● Problem to solve
When you have gone through the records, report how many lines include "icon", giving the number and nothing more.

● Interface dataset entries
++++++++++
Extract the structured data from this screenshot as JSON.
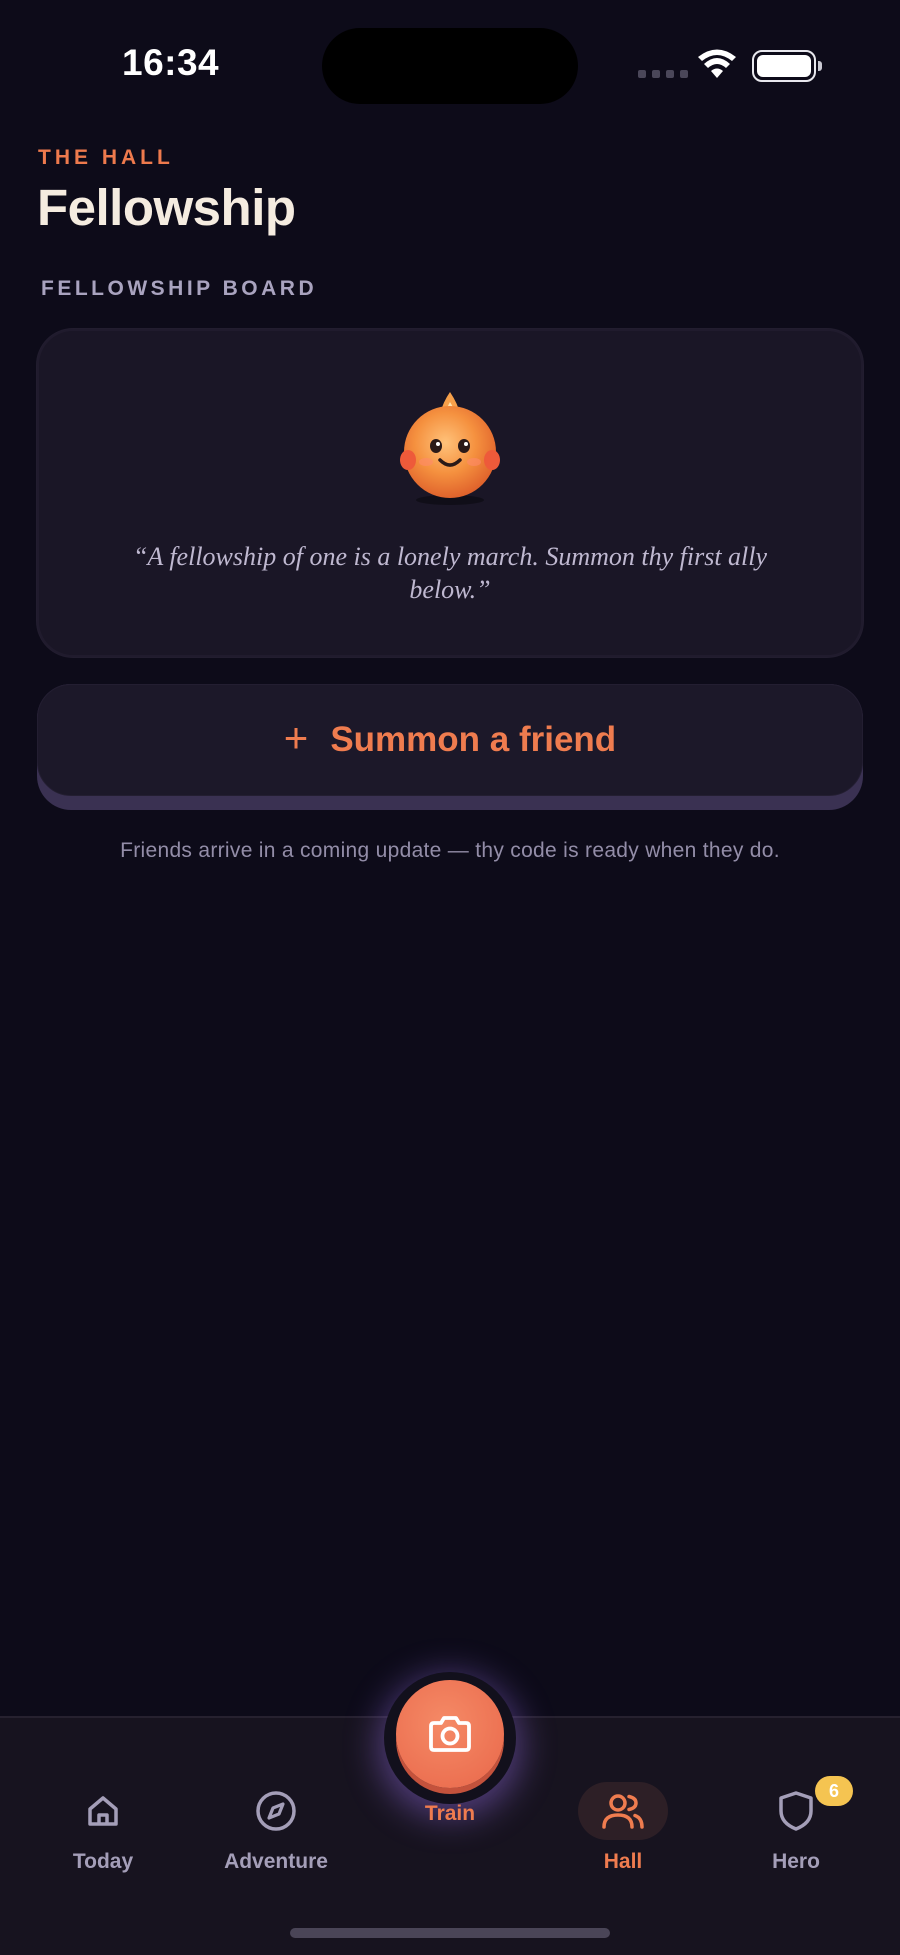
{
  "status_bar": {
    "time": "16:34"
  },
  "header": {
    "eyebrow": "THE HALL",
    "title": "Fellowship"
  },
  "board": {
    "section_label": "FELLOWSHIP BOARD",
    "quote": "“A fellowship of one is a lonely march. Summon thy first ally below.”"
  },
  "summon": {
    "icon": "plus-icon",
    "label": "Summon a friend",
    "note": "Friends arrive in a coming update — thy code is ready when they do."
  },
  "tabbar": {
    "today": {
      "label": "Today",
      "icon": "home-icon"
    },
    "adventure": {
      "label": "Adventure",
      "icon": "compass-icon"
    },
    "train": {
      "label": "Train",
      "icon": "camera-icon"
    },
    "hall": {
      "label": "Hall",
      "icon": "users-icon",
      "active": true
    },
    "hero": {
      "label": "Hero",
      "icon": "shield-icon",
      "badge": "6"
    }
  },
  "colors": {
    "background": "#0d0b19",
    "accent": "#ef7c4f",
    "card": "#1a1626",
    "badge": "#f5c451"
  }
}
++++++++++
● Response area
6